(App and web page records)
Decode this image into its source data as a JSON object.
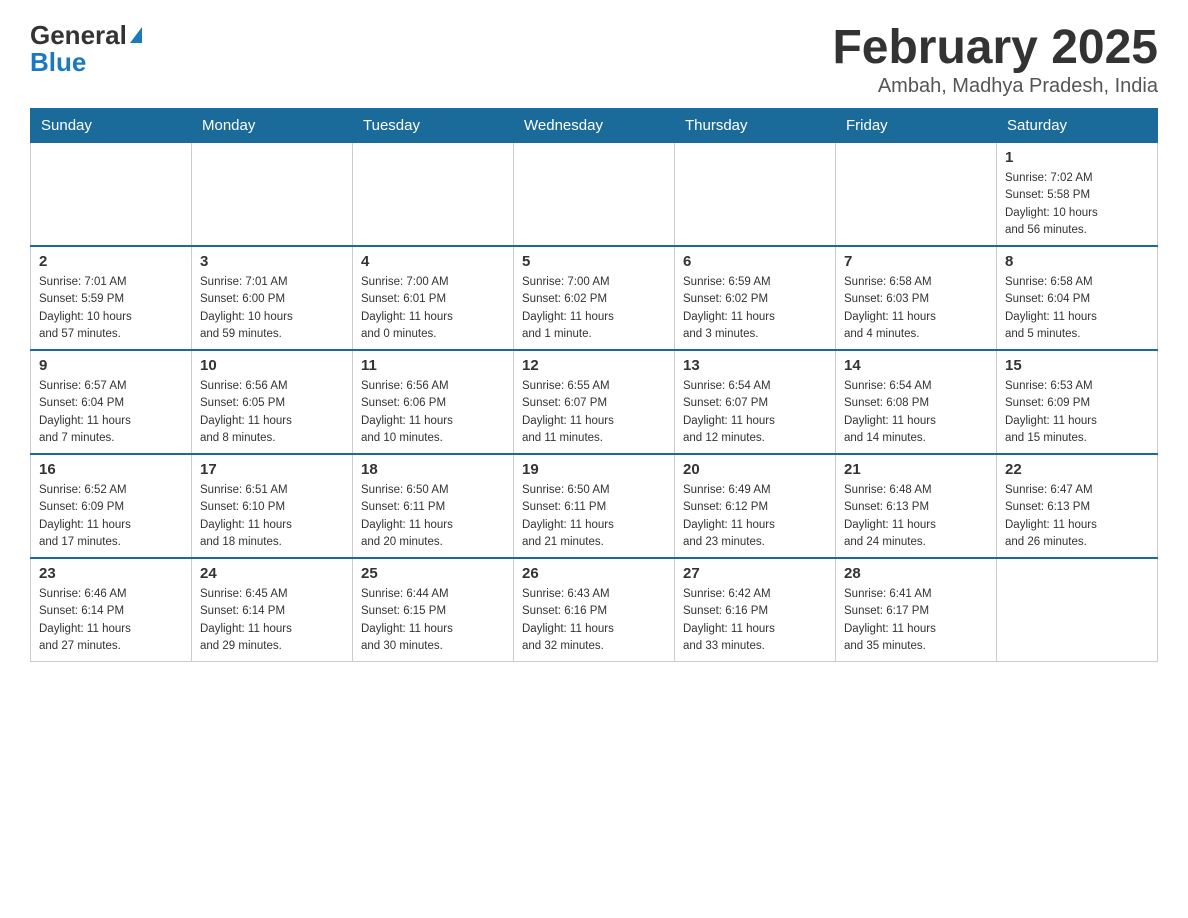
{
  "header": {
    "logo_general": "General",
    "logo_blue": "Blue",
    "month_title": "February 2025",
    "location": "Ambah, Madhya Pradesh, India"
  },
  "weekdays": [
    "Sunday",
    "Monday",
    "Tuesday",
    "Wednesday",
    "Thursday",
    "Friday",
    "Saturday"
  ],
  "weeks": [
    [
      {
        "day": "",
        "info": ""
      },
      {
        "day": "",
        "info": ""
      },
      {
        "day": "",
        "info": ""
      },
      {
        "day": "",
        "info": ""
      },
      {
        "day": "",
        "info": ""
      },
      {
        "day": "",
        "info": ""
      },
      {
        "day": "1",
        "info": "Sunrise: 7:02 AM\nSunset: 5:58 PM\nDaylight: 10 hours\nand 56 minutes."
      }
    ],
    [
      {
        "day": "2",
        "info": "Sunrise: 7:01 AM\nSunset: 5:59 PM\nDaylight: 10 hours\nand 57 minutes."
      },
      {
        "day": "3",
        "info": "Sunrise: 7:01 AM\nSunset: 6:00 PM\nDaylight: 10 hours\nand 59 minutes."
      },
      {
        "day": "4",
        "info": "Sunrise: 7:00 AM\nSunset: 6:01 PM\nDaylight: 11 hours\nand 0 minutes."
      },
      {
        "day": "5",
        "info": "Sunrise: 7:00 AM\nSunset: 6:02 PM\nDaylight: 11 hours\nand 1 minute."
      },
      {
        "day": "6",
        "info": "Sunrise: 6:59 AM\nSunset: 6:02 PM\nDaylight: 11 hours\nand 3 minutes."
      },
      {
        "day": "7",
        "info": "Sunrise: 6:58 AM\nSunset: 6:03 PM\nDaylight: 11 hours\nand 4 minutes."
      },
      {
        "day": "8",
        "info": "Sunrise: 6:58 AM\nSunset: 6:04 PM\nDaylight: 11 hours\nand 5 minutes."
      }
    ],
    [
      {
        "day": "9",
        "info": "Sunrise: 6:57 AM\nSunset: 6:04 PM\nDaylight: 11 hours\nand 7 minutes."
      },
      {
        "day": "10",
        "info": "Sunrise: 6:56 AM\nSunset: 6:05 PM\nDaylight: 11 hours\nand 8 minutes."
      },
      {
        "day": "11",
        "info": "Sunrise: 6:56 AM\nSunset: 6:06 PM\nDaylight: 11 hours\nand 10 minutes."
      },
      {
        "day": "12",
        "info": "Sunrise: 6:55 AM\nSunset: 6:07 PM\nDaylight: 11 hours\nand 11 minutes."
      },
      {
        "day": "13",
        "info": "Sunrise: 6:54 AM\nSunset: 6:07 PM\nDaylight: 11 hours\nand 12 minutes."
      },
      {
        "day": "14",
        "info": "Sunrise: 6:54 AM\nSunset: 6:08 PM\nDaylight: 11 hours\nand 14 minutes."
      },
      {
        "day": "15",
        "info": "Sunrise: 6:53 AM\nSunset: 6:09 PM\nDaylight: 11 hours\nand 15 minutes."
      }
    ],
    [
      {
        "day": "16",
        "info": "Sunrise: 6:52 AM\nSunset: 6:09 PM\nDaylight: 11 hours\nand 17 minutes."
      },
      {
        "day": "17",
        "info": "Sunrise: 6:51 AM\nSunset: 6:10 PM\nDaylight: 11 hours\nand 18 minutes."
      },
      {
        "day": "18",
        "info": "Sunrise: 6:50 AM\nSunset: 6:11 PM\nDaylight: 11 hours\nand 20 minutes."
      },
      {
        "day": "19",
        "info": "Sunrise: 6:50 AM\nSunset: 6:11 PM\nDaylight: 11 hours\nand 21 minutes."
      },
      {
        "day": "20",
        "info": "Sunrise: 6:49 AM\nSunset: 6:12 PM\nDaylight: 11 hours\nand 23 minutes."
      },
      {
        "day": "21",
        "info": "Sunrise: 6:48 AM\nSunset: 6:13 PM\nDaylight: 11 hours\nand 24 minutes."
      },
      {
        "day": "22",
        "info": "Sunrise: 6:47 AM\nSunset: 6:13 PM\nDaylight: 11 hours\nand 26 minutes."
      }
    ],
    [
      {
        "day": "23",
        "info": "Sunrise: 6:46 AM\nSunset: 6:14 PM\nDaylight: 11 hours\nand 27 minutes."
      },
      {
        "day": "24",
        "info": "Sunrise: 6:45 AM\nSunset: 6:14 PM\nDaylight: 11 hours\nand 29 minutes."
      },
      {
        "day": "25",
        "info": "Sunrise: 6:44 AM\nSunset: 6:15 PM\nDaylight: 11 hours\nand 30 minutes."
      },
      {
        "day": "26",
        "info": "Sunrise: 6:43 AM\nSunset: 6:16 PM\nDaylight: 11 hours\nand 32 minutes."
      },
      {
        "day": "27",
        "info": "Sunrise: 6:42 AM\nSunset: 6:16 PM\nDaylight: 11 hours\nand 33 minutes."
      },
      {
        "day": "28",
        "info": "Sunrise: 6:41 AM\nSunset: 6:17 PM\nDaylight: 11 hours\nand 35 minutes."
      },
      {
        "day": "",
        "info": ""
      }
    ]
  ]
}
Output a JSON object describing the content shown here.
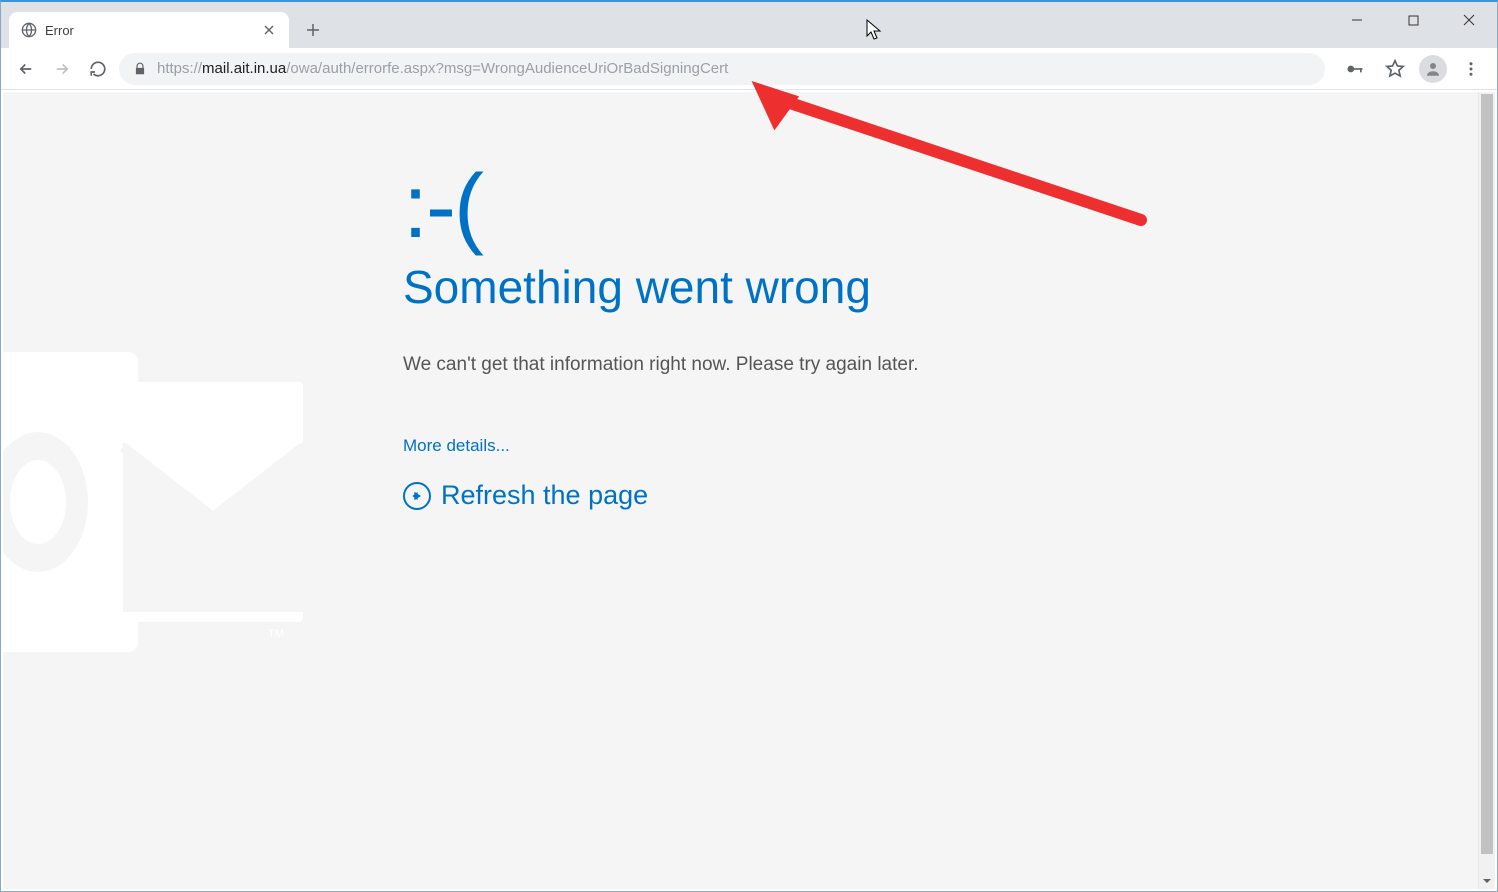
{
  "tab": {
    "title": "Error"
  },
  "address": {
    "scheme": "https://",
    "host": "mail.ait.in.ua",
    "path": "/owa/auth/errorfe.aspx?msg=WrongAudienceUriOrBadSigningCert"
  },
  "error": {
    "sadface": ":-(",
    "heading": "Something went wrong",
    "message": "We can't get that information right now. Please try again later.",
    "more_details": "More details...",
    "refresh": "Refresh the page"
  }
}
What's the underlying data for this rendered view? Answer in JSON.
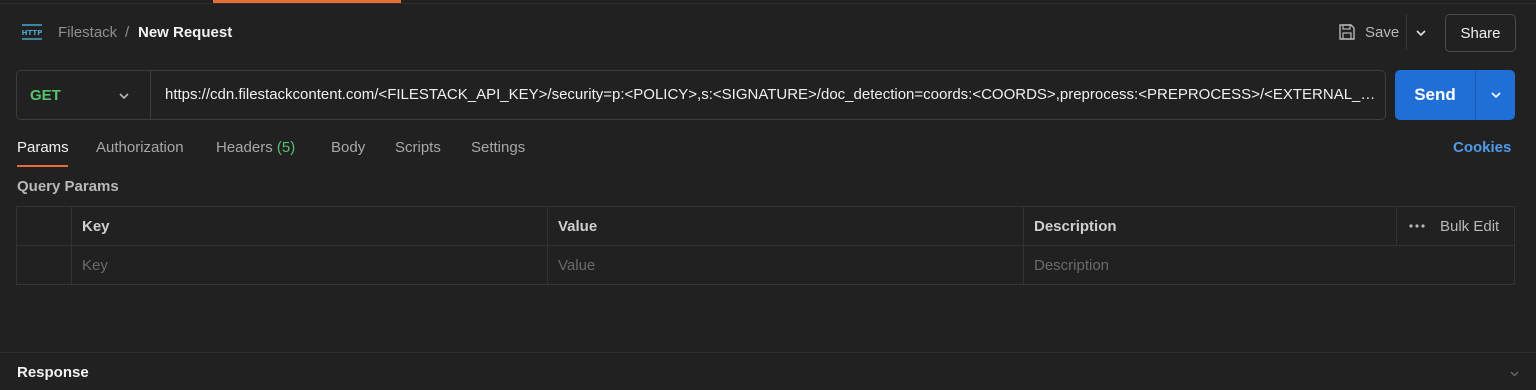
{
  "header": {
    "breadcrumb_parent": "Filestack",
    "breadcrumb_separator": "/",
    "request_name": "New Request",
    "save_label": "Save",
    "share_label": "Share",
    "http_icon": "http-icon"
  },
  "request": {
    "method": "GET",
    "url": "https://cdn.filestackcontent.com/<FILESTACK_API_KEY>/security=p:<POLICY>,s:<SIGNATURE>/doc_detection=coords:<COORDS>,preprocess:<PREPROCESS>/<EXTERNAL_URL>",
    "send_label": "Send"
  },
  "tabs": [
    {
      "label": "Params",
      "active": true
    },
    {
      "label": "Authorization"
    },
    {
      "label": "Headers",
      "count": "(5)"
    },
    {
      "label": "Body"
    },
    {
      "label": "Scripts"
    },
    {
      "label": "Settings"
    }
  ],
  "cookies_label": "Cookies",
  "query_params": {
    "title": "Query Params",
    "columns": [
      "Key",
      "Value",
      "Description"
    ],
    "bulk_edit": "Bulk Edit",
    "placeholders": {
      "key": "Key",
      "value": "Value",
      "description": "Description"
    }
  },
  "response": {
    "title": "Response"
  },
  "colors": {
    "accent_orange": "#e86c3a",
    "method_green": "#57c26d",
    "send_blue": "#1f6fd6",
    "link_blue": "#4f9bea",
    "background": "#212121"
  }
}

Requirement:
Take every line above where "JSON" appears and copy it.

Result of the task:
Decode this image into its source data as a JSON object.
Output a JSON object describing the content shown here.
What's the underlying data for this rendered view? Answer in JSON.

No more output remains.